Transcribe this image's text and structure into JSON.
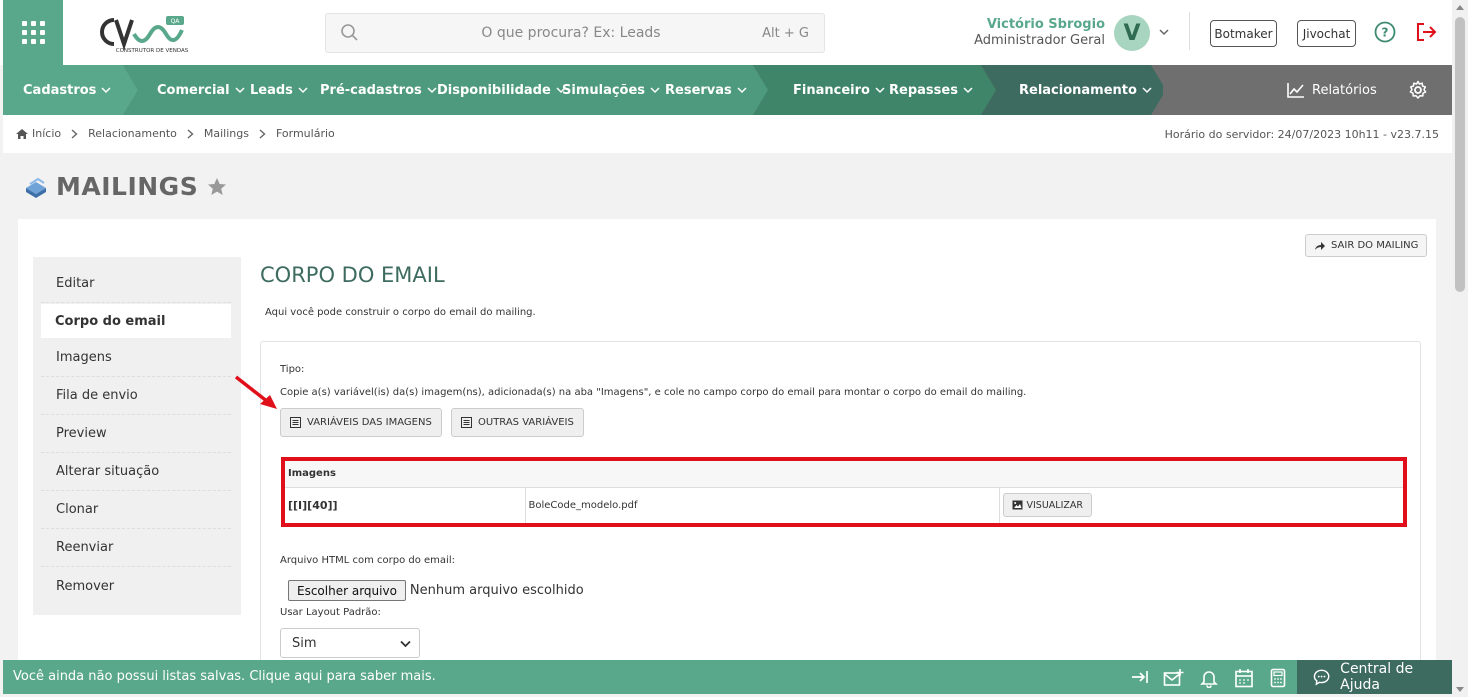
{
  "header": {
    "search_placeholder": "O que procura? Ex: Leads",
    "search_shortcut": "Alt + G",
    "user_name": "Victório Sbrogio",
    "user_role": "Administrador Geral",
    "avatar_letter": "V",
    "botmaker_label": "Botmaker",
    "jivochat_label": "Jivochat",
    "brand_color": "#5aa88c"
  },
  "nav": {
    "items": [
      {
        "label": "Cadastros"
      },
      {
        "label": "Comercial"
      },
      {
        "label": "Leads"
      },
      {
        "label": "Pré-cadastros"
      },
      {
        "label": "Disponibilidade"
      },
      {
        "label": "Simulações"
      },
      {
        "label": "Reservas"
      },
      {
        "label": "Financeiro"
      },
      {
        "label": "Repasses"
      },
      {
        "label": "Relacionamento"
      }
    ],
    "reports_label": "Relatórios"
  },
  "breadcrumb": {
    "items": [
      "Início",
      "Relacionamento",
      "Mailings",
      "Formulário"
    ],
    "server_time": "Horário do servidor: 24/07/2023 10h11 - v23.7.15"
  },
  "page": {
    "title": "MAILINGS"
  },
  "sidebar": {
    "items": [
      {
        "label": "Editar"
      },
      {
        "label": "Corpo do email"
      },
      {
        "label": "Imagens"
      },
      {
        "label": "Fila de envio"
      },
      {
        "label": "Preview"
      },
      {
        "label": "Alterar situação"
      },
      {
        "label": "Clonar"
      },
      {
        "label": "Reenviar"
      },
      {
        "label": "Remover"
      }
    ],
    "active_index": 1
  },
  "content": {
    "exit_button": "SAIR DO MAILING",
    "section_title": "CORPO DO EMAIL",
    "section_subtitle": "Aqui você pode construir o corpo do email do mailing.",
    "tipo_label": "Tipo:",
    "instructions": "Copie a(s) variável(is) da(s) imagem(ns), adicionada(s) na aba \"Imagens\", e cole no campo corpo do email para montar o corpo do email do mailing.",
    "var_images_button": "VARIÁVEIS DAS IMAGENS",
    "other_vars_button": "OUTRAS VARIÁVEIS",
    "images_table": {
      "header": "Imagens",
      "rows": [
        {
          "variable": "[[I][40]]",
          "file": "BoleCode_modelo.pdf",
          "action": "VISUALIZAR"
        }
      ]
    },
    "html_file_label": "Arquivo HTML com corpo do email:",
    "file_button": "Escolher arquivo",
    "file_status": "Nenhum arquivo escolhido",
    "layout_label": "Usar Layout Padrão:",
    "layout_value": "Sim"
  },
  "footer": {
    "message": "Você ainda não possui listas salvas. Clique aqui para saber mais.",
    "help_center": "Central de Ajuda"
  }
}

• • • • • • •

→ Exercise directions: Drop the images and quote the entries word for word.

→ Answer for this exercise:
Transcribe this image's text and structure into JSON.
{
  "header": {
    "search_placeholder": "O que procura? Ex: Leads",
    "search_shortcut": "Alt + G",
    "user_name": "Victório Sbrogio",
    "user_role": "Administrador Geral",
    "avatar_letter": "V",
    "botmaker_label": "Botmaker",
    "jivochat_label": "Jivochat",
    "brand_color": "#5aa88c"
  },
  "nav": {
    "items": [
      {
        "label": "Cadastros"
      },
      {
        "label": "Comercial"
      },
      {
        "label": "Leads"
      },
      {
        "label": "Pré-cadastros"
      },
      {
        "label": "Disponibilidade"
      },
      {
        "label": "Simulações"
      },
      {
        "label": "Reservas"
      },
      {
        "label": "Financeiro"
      },
      {
        "label": "Repasses"
      },
      {
        "label": "Relacionamento"
      }
    ],
    "reports_label": "Relatórios"
  },
  "breadcrumb": {
    "items": [
      "Início",
      "Relacionamento",
      "Mailings",
      "Formulário"
    ],
    "server_time": "Horário do servidor: 24/07/2023 10h11 - v23.7.15"
  },
  "page": {
    "title": "MAILINGS"
  },
  "sidebar": {
    "items": [
      {
        "label": "Editar"
      },
      {
        "label": "Corpo do email"
      },
      {
        "label": "Imagens"
      },
      {
        "label": "Fila de envio"
      },
      {
        "label": "Preview"
      },
      {
        "label": "Alterar situação"
      },
      {
        "label": "Clonar"
      },
      {
        "label": "Reenviar"
      },
      {
        "label": "Remover"
      }
    ],
    "active_index": 1
  },
  "content": {
    "exit_button": "SAIR DO MAILING",
    "section_title": "CORPO DO EMAIL",
    "section_subtitle": "Aqui você pode construir o corpo do email do mailing.",
    "tipo_label": "Tipo:",
    "instructions": "Copie a(s) variável(is) da(s) imagem(ns), adicionada(s) na aba \"Imagens\", e cole no campo corpo do email para montar o corpo do email do mailing.",
    "var_images_button": "VARIÁVEIS DAS IMAGENS",
    "other_vars_button": "OUTRAS VARIÁVEIS",
    "images_table": {
      "header": "Imagens",
      "rows": [
        {
          "variable": "[[I][40]]",
          "file": "BoleCode_modelo.pdf",
          "action": "VISUALIZAR"
        }
      ]
    },
    "html_file_label": "Arquivo HTML com corpo do email:",
    "file_button": "Escolher arquivo",
    "file_status": "Nenhum arquivo escolhido",
    "layout_label": "Usar Layout Padrão:",
    "layout_value": "Sim"
  },
  "footer": {
    "message": "Você ainda não possui listas salvas. Clique aqui para saber mais.",
    "help_center": "Central de Ajuda"
  }
}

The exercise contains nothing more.